Example[edit]

len == lenrec ° id, (0 &), nil
lenrec == (nilp ° 1) -> 2 ; lenrec ° (tail ° 1), (2 + 1 &), nil

Defines the function len for counting the elements of a list-object and the recursive function lenrec which is doing the loop.

len : (list :: aa bb cc dd ee)

Applicates the function len to a list-object with 5 elements.

Quicksort in FPr[edit]

"At the Beginning for the Automation"
qsort ° text1

"Definition of Quicksort for List Processing"
qsort==nilp->id;
        ((qsort°3)++1,qsort°4)
        °((not°nilp°2)->*1,(tail°2),(1>1°2)->(((1°2),3),4,nil);3,((1°2),4),nil)
        °1,tail,(nil as _1),(nil as _1),nil

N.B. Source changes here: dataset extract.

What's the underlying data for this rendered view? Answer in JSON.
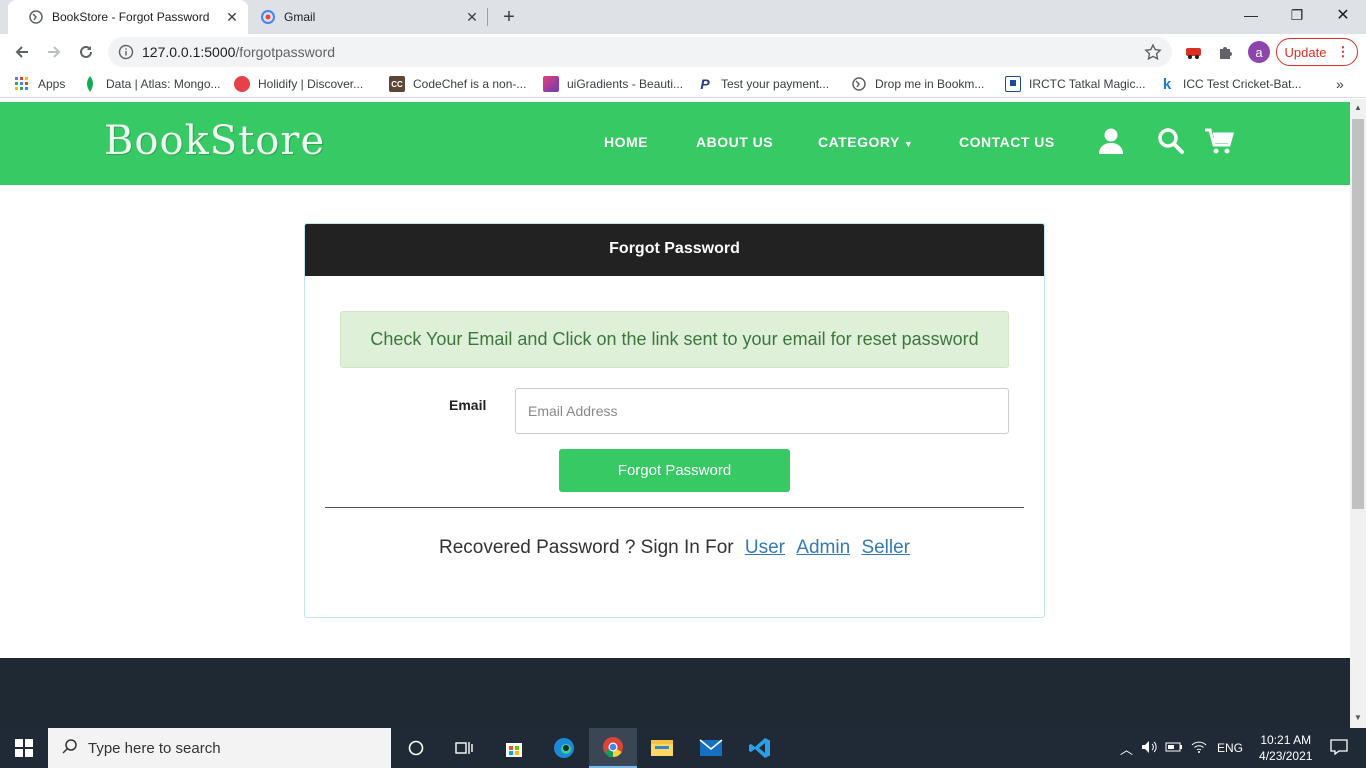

"The Argument for this Example"
text1==(list :: Advantages of FP systems . The main reason FP systems are considerably simpler than
either conventional languages or lambda-calculus-based languages is that they use only the most
elementary fixed naming system [naming a function in a definition] with a simple fixed rule of
substituting a function for its name . Thus they avoid the complexities both of the naming systems of
conventional languages and of the substitution rules of the lambda calculus . FP systems permit the
definition of different naming systems [...] for various purposes . These need not be complex, since
many programs can do without them completely . Most importantly, they treat names as functions that can
be combined with other functions without special treatment .)&

See also[edit]

References[edit]

External links[edit]